A chaplain's struggle with depression after Afghanistan
A Canadian Armed Forces chaplain who was sent to Afghanistan to give spiritual support to the troops came home with post-traumatic stress disorder himself, despite never seeing combat.
Maj. Michel Martin takes listeners to his dark corner of reality, describing a heart-wrenching descent into anguish, depression and anger in a CBC Radio documentary entitled Looking for a Place to Rest. It was produced by John Chipman for The Sunday Edition with Michael Enright.Martin moved into the armed forces as a reservist while keeping his day job as a civilian pastor. He was on the front line dealing with the mental suffering of the troops.

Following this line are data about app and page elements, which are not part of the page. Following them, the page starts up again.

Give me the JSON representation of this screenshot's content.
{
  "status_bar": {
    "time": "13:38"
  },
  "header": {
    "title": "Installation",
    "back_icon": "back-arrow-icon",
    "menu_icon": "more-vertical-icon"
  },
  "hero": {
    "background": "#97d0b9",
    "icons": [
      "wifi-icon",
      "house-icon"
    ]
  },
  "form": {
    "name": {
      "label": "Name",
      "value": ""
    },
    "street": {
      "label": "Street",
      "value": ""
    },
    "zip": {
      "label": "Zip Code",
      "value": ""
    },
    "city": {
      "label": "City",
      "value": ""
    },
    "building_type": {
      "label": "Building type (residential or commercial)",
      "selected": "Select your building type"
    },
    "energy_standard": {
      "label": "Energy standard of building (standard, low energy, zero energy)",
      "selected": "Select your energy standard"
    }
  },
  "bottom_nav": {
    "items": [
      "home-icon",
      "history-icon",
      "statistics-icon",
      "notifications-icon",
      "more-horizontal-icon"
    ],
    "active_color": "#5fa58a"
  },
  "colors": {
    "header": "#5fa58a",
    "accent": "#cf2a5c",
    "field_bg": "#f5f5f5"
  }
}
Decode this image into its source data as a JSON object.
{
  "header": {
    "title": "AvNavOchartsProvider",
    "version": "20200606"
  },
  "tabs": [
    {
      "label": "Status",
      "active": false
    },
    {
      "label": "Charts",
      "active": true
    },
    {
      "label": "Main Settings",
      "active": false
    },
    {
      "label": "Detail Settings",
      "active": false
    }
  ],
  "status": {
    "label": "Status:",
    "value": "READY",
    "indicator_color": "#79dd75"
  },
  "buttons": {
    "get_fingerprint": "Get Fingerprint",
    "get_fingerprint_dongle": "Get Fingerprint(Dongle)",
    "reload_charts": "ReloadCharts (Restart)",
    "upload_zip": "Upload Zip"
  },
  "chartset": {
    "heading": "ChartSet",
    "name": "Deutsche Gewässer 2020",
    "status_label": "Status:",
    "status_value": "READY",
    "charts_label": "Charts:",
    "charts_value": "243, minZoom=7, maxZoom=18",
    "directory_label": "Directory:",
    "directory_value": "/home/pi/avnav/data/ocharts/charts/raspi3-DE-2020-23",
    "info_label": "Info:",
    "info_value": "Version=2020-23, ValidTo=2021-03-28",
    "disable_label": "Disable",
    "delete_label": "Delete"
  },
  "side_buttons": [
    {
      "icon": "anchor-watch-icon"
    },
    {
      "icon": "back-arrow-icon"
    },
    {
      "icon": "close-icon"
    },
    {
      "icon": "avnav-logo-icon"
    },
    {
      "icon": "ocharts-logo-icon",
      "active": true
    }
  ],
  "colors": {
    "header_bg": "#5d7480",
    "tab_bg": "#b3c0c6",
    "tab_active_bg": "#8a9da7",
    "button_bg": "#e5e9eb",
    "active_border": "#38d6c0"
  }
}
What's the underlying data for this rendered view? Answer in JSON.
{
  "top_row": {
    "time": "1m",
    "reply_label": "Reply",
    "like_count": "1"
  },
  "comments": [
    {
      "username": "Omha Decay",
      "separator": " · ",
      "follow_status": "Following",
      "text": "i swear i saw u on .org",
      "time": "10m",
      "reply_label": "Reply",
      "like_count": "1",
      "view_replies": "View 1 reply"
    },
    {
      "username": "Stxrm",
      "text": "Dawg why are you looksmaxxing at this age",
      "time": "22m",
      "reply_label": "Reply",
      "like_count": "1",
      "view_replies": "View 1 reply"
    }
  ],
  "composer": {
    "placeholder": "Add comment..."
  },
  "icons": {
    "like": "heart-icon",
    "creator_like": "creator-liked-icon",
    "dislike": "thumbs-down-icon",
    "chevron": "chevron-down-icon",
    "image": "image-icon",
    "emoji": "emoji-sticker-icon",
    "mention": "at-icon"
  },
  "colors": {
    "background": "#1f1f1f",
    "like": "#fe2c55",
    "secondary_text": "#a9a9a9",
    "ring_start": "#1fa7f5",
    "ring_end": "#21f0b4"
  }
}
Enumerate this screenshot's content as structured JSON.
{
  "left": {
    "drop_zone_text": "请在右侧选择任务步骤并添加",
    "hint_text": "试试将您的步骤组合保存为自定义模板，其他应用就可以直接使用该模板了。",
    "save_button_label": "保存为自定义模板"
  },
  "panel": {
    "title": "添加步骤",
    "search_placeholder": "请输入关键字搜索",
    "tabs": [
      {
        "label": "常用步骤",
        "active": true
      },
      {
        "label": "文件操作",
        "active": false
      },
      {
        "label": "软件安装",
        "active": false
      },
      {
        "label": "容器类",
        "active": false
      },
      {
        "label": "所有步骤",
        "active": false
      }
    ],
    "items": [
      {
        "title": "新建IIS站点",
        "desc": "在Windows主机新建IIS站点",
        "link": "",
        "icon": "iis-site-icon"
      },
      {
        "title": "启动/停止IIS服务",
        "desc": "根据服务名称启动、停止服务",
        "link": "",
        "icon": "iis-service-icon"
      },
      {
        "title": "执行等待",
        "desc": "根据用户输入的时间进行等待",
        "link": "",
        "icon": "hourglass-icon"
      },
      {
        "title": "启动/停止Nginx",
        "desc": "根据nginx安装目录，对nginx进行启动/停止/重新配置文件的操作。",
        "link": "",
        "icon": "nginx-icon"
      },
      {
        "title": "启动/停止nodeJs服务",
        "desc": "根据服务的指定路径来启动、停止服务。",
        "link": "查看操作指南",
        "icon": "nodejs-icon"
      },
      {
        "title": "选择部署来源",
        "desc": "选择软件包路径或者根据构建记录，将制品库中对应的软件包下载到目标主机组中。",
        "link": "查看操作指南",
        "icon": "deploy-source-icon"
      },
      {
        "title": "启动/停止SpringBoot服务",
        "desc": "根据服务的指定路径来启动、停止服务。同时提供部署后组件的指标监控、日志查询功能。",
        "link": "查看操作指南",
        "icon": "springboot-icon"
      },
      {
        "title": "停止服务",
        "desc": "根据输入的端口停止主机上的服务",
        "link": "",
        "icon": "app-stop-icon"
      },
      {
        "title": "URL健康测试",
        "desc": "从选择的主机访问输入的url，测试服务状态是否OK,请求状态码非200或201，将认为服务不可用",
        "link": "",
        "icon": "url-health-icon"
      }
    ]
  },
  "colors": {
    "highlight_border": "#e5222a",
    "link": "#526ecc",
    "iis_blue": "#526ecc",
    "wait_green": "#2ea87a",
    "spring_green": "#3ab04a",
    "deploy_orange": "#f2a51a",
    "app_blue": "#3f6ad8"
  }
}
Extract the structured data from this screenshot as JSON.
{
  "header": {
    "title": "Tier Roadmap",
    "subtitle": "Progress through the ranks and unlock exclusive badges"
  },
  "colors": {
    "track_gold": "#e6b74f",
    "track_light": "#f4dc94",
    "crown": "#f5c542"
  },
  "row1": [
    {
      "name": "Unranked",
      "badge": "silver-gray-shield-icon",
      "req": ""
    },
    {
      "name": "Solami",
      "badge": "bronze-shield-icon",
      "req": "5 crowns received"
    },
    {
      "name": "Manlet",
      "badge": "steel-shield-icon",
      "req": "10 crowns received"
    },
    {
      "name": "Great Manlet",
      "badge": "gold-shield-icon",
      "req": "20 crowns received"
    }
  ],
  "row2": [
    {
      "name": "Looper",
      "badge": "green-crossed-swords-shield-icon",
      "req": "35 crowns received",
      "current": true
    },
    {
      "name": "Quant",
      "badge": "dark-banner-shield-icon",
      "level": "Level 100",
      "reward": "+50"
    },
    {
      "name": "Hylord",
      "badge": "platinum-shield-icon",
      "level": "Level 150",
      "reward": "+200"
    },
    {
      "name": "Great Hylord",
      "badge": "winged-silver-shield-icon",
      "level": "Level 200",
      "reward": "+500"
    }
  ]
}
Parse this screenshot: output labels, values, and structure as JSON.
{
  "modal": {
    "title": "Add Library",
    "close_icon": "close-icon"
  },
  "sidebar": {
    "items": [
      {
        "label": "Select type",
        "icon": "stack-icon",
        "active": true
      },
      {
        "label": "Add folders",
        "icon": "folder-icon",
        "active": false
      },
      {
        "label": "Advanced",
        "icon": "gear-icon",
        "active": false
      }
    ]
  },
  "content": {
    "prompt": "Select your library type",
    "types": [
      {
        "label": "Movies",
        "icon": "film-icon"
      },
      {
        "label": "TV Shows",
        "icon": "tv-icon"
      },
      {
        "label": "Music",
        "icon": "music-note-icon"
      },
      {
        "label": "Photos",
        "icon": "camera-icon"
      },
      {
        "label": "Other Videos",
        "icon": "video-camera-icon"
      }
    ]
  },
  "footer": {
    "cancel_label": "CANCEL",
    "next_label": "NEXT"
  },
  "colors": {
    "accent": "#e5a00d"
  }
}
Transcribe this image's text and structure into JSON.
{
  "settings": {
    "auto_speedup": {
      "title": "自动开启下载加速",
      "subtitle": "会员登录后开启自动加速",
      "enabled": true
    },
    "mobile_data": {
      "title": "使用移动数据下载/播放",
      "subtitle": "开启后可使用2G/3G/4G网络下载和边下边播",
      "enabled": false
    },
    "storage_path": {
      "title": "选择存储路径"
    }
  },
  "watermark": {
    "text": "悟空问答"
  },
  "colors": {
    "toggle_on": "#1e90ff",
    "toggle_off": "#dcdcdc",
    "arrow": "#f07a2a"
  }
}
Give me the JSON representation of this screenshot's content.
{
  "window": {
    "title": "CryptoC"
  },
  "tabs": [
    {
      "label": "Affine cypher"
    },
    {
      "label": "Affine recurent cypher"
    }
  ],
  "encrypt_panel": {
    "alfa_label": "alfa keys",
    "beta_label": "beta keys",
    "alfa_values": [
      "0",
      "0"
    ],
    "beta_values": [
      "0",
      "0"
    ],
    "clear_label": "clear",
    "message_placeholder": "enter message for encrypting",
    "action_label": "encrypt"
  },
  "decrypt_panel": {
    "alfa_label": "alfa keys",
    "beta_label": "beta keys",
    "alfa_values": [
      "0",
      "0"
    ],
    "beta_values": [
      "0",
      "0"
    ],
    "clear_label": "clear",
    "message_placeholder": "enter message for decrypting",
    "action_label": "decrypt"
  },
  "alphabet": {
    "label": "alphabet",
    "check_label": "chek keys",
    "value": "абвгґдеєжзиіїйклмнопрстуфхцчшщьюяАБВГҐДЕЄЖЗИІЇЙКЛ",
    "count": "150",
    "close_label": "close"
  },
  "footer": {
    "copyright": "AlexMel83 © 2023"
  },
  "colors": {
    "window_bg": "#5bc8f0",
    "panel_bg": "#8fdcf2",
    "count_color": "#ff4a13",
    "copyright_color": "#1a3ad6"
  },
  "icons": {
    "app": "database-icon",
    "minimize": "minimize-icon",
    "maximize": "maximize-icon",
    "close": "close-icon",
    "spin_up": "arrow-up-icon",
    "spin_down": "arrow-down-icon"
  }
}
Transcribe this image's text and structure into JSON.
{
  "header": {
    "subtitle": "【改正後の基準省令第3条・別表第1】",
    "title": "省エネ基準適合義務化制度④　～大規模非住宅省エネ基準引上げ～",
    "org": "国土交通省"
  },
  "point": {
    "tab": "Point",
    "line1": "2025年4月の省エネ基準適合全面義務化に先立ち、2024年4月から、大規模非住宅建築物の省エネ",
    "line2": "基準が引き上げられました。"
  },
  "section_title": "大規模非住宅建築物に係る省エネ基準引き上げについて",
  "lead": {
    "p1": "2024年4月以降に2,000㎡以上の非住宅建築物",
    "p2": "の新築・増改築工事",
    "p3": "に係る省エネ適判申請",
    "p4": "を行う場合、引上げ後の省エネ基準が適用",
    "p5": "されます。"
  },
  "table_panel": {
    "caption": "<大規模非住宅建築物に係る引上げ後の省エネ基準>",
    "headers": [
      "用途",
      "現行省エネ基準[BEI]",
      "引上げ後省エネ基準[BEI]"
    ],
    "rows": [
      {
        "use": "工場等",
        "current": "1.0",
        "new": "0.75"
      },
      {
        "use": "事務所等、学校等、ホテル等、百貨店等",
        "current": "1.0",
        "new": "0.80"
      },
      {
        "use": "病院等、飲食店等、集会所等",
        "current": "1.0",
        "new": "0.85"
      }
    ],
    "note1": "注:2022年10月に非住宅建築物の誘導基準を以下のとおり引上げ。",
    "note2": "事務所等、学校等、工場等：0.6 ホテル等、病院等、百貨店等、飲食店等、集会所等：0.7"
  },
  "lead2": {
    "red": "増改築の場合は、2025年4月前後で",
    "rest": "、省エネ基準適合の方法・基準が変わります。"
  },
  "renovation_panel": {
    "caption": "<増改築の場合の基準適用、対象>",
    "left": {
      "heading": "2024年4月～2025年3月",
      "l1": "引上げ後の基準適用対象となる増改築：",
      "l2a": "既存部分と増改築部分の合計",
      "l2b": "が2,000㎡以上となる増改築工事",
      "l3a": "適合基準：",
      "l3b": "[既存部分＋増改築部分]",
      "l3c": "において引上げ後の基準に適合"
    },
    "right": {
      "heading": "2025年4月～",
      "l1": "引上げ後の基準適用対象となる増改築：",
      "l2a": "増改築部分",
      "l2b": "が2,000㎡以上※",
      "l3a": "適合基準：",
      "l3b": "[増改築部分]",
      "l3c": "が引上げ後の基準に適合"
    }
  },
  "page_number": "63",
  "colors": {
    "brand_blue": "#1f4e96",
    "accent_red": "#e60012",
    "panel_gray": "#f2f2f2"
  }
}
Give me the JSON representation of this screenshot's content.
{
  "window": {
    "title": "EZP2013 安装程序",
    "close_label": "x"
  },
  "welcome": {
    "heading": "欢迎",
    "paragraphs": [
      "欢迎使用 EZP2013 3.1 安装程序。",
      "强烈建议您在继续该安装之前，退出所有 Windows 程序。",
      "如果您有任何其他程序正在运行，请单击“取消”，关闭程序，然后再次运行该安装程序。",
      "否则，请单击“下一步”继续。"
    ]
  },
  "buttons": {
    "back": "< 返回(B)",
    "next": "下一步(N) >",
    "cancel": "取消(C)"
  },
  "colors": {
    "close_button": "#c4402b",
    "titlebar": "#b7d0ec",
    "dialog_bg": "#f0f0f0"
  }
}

The sudden suicide of a soldier under his care, before his deployment to Afghanistan, began his spiral of emotional stress.
"I had a burden on me, I felt guilty," Martin says.
In his short time abroad, he managed the death of nine fellow soldiers, six of whom were Canadian.
Fuelled by stress, Martin went through the motions of his posting until it caught up with him.
"You do your job, and you do not realize it was difficult until you break down."
On his return to Canada, Martin was unaware of what he was keeping inside until a colleague, David Mancini, forced him to face his PTSD head on.
Martin’s wife Evelien Martin-Brulleman has been doing everything she can to help her husband through his distress, as well as working to keep their family together.
"PTSD destroys a lot of people. I never thought one moment that I would go through it one day. It almost destroyed me."
Chipman’s documentary, which airs Sunday, takes listeners further into Martin’s intense and unique struggle with the disorder.Listen here